We talk stigma for a while – agreeing that the taboo surrounding mental health today, is similar to the fear, ignorance and embarrassment that was attached to the dreaded ‘C’ word - only 20 years ago. ‘In the 11 years, I was mentally ill, I probably had one or two bunches of flowers - whereas when I got cancer, I must have got hundreds.’ Bobby sighs.

So how do we move things forward? ‘It’s a very gradual process. It’s lots of people talking about it – a collective dialogue’ she replies. ‘I actually think, more and more people now feel able to say they’ve had a bad time - it’s alright to discuss it.’

‘I’m just an artist - so I’ve decided to try and make work about it, because there is no simple solution. Things have changed massively since I first got ill [1997]. I’m really optimistic, but we’ve still got a few hundred years to go!’

Today, Bobby is clearly someone in balance, seemingly at peace with herself and the world around her. ‘I used to dwell on the past or the future,’ she says, ‘now, I just try and enjoy the moment. It takes a lot of practice – but it really is liberating.’ These days, she tells me – she aspires to peace above all else. ‘I met this extraordinary psychologist called Rufus May - he said he was only really interested in peace these days – and I thought that was utterly inspiring.’

So what’s next for Bobby? ‘Well, there’s this big digital project - ‘Geography Dog, History Cat,’ that I’m working on at the moment – making a virtual map of a group of people in the East End through the eyes of a dog and cat.'

‘I would love to spend more time painting soon.
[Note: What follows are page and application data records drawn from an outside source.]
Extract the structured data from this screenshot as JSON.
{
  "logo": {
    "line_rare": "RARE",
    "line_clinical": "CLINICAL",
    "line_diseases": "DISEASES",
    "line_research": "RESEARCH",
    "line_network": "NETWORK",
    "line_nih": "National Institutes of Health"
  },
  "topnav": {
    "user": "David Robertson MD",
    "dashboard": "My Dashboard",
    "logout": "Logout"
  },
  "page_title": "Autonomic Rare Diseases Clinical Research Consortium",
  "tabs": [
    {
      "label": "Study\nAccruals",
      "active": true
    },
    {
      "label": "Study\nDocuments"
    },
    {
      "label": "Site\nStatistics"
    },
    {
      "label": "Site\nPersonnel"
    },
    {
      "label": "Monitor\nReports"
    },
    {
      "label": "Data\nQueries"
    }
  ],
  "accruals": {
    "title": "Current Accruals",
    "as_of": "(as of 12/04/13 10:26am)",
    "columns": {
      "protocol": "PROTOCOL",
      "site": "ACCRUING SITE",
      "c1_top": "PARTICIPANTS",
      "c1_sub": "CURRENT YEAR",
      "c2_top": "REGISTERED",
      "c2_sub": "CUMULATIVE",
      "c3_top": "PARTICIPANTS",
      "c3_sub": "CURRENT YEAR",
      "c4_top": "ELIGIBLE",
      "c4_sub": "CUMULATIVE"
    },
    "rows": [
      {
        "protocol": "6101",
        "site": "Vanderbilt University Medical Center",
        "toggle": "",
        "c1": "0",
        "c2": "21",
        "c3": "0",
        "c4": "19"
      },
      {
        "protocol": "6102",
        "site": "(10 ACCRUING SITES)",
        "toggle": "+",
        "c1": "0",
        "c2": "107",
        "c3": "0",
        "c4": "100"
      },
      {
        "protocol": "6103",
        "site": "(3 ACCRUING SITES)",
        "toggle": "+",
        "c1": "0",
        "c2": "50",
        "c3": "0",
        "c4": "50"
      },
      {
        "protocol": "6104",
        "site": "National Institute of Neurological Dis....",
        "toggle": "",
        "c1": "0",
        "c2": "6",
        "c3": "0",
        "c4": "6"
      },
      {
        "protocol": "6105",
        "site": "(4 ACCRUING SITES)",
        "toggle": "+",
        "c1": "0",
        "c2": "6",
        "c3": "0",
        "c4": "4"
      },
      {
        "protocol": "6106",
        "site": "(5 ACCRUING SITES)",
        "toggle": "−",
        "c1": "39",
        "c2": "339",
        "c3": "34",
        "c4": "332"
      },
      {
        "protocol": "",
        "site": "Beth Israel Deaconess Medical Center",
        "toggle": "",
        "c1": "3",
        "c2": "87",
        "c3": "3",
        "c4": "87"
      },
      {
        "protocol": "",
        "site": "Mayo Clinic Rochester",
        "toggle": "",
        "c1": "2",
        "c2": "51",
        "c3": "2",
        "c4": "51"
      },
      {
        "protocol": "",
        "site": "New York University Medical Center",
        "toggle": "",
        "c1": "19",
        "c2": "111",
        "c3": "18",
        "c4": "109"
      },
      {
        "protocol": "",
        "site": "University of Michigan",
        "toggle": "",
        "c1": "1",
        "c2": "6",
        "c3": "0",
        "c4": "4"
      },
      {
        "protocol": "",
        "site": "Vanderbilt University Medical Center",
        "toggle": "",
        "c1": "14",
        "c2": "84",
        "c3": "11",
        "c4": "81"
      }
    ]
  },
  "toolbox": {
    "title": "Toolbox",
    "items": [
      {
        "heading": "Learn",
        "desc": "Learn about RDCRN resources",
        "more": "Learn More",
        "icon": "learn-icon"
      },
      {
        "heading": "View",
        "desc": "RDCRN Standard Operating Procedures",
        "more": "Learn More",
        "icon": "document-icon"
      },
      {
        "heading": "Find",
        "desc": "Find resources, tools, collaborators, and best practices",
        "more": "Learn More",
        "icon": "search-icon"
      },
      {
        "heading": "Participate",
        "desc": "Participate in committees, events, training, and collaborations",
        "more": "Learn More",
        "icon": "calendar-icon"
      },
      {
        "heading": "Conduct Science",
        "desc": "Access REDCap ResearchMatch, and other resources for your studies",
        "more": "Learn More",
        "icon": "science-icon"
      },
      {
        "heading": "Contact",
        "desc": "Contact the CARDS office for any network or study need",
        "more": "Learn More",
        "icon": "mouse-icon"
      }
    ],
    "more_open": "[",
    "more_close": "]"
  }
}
I want to do a series of paintings about paradise.’

'There’s an amazing park around the corner that I’ve been obsessed with for years, called Paradise Park. I found myself always finding excuses to go there, or cycle past it. Then one day as I was sitting in there, I realised, here I am – Paradise! Now, because I allow myself the opportunity to do nice things and have these moments of joy, I realise that Paradise doesn’t exist - the whole concept is a fantasy. Paradise is actually just a state of mind.'

After our meeting, I skip on the tube. I feel different, lighter somehow - glowing inside, as though I’ve been bestowed with a priceless secret.

I spend the next couple of days noting my own paradise moments – leaves glistening in the sun; freshly cut grass in my local park; the delicious taste of a juicy burger as it melts in my mouth; the glorious smell of fresh mint. This dialogue is starting to feel good - and I’ve not even seen the show yet! For me, these mindful moments are Paradise Found. Thanks Bobby x

Catch Bobby’s hilarious show as it heads for its final destination:
Bobby Baker's Mad Gyms & Kitchens 
at Southbank Centre, London
31 Aug 2012 - 09 Sep 2012
7pm, 5pm and 1pm

About Bobby Baker's company Daily Life Ltd
Daily Life Ltd is the disability-led arts organisation that produces the work of Bobby Baker, one of the UK’s most celebrated artists. Together with fellow collaborators we explore, investigate, pose questions, entertain, inspire and celebrate daily life and its limitations through an ambitious programme of artworks focusing on arts in health and mental wellbeing.

These artworks cross many disciplines and provide unique, high quality artistic experiences for a wide range of audiences both nationally and internationally. Above all we challenge the stigmatisation and discrimination of people with experience of mental illness and raise public awareness of this vital sector.

In March 2011 Daily Life Ltd became part of Arts Council England’s National Portfolio.

Mad Gyms & Kitchens has been commissioned by the Unlimited programme [Southbank Centre], part of the London 2012 Cultural Olympiad.

Related links
Cultural Olympiad: